That is, Trump didn’t win by leading the “Republican” team, and certainly not by leading the “Ryan” team (Ryan famously abandoned Trump a month before the election, while the rest of us doubled down to help then-candidate Trump) — Trump won by leading America’s team. His coalition of victory wasn’t confined to Republicans and Independents; he won significant numbers of votes from Democrats, particularly in the key battleground states, by promising to “drain the swamp.”

Trump’s strategic brilliance in recasting the campaign terrain is self-evident. He understood better than did his opponent that in the political communication wars, it’s not what you’re saying, it’s what you’re arguing about that determines the outcome. Control the subject of the debate, and its content becomes virtually irrelevant. Make the election about which candidate is more likely to change Washington’s culture that sees itself as above the rest of the country, and prepare to reap the victory.

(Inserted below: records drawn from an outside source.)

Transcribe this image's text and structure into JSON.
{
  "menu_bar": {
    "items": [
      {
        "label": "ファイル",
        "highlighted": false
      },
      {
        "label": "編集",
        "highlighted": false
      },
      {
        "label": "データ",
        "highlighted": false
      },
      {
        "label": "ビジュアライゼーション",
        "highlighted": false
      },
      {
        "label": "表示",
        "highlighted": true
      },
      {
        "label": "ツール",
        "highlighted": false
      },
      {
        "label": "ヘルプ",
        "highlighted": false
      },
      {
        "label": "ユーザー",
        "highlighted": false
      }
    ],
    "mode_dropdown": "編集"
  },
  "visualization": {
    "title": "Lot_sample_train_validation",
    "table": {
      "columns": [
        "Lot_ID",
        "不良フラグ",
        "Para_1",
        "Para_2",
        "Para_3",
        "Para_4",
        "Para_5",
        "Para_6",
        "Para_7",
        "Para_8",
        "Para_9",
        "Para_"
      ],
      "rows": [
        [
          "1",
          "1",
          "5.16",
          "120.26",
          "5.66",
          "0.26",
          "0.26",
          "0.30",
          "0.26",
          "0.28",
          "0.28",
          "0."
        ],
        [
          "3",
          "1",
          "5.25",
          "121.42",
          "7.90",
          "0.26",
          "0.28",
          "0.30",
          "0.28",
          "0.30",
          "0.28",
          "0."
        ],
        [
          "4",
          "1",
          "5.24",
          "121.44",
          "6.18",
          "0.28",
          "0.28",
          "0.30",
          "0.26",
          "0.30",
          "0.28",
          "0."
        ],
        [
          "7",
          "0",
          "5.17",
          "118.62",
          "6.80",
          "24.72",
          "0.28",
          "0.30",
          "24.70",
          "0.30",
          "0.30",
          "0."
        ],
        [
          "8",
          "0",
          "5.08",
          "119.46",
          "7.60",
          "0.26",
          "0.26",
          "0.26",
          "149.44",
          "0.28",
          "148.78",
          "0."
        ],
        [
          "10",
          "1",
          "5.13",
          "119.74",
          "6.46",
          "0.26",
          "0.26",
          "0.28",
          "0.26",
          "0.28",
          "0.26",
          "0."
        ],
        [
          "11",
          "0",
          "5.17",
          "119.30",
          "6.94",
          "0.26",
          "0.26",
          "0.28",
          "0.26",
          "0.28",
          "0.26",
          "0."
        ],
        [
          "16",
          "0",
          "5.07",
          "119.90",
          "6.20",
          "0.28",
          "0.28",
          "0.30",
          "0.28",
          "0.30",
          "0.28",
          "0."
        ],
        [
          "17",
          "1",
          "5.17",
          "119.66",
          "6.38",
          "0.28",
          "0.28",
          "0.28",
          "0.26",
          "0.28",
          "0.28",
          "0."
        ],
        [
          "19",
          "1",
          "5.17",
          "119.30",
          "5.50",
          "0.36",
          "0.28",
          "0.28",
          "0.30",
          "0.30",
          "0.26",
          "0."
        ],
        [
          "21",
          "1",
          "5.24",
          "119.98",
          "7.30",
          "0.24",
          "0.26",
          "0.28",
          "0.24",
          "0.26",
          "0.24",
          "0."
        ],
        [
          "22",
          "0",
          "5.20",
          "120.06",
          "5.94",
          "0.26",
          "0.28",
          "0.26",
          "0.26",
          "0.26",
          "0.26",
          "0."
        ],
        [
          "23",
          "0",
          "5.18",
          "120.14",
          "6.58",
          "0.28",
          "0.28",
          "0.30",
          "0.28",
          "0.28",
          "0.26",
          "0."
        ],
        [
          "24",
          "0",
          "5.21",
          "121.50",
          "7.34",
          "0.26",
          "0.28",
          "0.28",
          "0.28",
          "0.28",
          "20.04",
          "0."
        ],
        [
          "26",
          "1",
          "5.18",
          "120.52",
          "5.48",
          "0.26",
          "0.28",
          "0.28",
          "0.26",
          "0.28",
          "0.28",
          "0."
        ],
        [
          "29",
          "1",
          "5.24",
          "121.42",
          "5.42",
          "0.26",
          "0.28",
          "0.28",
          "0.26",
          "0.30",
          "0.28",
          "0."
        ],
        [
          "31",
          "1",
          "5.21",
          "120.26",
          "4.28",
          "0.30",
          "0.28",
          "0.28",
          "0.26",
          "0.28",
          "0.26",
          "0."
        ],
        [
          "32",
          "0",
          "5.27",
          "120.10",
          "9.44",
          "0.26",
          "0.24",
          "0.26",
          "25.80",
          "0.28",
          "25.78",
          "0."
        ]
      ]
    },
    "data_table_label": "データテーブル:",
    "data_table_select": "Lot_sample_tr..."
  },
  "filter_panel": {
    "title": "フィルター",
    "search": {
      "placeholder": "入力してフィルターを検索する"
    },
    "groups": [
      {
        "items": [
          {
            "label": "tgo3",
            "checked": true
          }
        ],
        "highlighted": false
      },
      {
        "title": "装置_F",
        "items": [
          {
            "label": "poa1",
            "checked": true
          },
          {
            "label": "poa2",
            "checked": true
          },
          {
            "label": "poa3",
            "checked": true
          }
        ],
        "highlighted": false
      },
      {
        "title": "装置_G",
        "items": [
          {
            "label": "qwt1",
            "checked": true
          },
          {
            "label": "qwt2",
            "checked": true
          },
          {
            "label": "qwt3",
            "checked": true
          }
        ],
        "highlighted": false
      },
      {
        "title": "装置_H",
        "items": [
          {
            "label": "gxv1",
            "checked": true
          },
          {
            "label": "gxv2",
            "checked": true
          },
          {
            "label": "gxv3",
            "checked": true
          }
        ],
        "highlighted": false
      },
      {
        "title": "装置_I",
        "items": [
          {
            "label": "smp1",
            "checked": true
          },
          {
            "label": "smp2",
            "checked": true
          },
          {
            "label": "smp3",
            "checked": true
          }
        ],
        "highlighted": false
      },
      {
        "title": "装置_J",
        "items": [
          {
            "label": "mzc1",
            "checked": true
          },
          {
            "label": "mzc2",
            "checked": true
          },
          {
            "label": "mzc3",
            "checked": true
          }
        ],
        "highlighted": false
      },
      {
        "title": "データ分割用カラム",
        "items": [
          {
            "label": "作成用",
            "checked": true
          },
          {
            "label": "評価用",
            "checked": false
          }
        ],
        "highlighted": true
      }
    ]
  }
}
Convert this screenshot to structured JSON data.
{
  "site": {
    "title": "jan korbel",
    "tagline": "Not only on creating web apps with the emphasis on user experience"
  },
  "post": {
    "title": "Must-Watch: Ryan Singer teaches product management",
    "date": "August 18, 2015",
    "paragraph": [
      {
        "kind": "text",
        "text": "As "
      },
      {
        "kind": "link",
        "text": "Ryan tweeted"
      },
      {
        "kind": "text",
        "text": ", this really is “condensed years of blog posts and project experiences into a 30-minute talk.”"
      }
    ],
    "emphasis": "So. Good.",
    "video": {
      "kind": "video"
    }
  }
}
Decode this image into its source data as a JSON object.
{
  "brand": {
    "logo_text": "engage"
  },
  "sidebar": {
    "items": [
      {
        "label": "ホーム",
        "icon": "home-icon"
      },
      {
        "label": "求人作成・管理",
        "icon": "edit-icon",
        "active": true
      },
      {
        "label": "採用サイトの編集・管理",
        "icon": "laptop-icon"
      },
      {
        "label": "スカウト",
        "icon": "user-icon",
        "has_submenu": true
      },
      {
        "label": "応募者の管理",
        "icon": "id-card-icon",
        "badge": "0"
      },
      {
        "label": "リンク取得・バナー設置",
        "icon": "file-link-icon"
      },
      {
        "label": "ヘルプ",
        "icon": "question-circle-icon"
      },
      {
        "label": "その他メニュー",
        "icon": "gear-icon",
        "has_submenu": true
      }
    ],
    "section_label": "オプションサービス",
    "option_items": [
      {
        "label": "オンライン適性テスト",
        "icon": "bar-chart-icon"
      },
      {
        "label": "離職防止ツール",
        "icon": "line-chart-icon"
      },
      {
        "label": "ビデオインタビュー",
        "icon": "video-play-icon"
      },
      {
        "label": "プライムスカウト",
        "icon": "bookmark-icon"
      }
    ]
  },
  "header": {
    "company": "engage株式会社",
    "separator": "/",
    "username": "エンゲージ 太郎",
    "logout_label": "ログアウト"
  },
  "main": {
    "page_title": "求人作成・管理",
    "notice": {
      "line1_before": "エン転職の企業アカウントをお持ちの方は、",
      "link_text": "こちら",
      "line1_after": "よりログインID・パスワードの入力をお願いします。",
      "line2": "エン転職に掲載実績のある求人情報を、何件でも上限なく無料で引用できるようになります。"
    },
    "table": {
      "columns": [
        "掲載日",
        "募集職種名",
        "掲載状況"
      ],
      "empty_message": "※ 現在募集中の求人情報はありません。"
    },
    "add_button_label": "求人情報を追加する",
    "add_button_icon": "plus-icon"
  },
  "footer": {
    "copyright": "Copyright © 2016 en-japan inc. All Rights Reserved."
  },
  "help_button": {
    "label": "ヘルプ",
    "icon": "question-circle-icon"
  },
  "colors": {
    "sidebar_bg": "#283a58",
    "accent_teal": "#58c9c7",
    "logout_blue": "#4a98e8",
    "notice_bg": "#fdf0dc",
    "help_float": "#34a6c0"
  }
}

So Trump ran against Washington. And why not? Five of the six richest counties in the country by median household income, and 10 of the top 20, are located in the Virginia and Maryland suburbs near the nation’s capital. A region whose principal industry is made up of paper-pushing bureaucrats is filthy rich compared to the rest of the country.

This “Ruling Class” lives by its own rules, irrespective of what the law actually says. On ObamaCare, for instance, the law as written (Section 1312(d)(3)(D)) requires that Members of Congress and their staffs leave their generous FEHBP health insurance coverage and instead purchase their insurance through the exchanges. Members were shamed into voting for a provision that said if it was good enough for the rest of the country, it was good enough for them.

But they didn’t really want to do that, so years later, they convinced President Obama to give them a special pass, courtesy of a directive to the Office of Personnel Management. Now they receive a subsidy worth $5,000 a year to an individual, and almost $12,000 a year to a family — a subsidy no one else who works for a large employer (and, to be clear, Congress is a “large” employer by ObamaCare’s rules) is allowed.

Instead of threatening the Freedom Caucus — whose members took the stand they did because they wanted to help President Trump keep his campaign promise to repeal ObamaCare — the president and Speaker Ryan should think about the two goals of the “repeal and replace” promise on which they campaigned: First, repeal ObamaCare entirely. That means, especially, repealing the insurance regulations driving up the cost of healthcare even as they degrade the quality of care. As long as those insurance regulations remain in place, ObamaCare remains intact.

The millions of grassroots activists who worked over four election cycles to give Republicans the majorities they needed in the House and Senate and the White House to repeal ObamaCare know exactly what real repeal would look like — and this bill wasn’t it. Trust me, no volunteer was motivated to knock on doors, make phone calls, or write letters, by the promise of “Medicaid reform” or “Medical Device Tax repeal.” “Repeal ObamaCare!” was the singular motivation, and anyone in Washington who thinks otherwise is fooling himself.

Second, offer a way to cover people with pre-existing conditions. This aspect of ObamaCare is popular among Americans. But there are far better ways to provide coverage for patients with pre-existing conditions than by simply requiring insurance companies to write a policy on anyone who wants insurance, pre-existing conditions or not. This type of a solution could bring more moderate Republicans like Rodney FrelinghuysenRodney Procter FrelinghuysenBottom line Republican lobbying firms riding high despite uncertainty of 2020 race Ex-Rep. Frelinghuysen joins law and lobby firm MORE and Barbara Comstock — both of whom announced their opposition to the bill last month — back to the table.

And then, like President Trump, they can all be on “America’s team.” We can repeal ObamaCare, and move on to fulfilling the rest of the promises President Trump made in his “Contract with the American Voter.”

Jenny Beth Martin is the cofounder Tea Party Patriots. Follow her @jennybethm.

The views of contributors are their own and not the views of The Hill.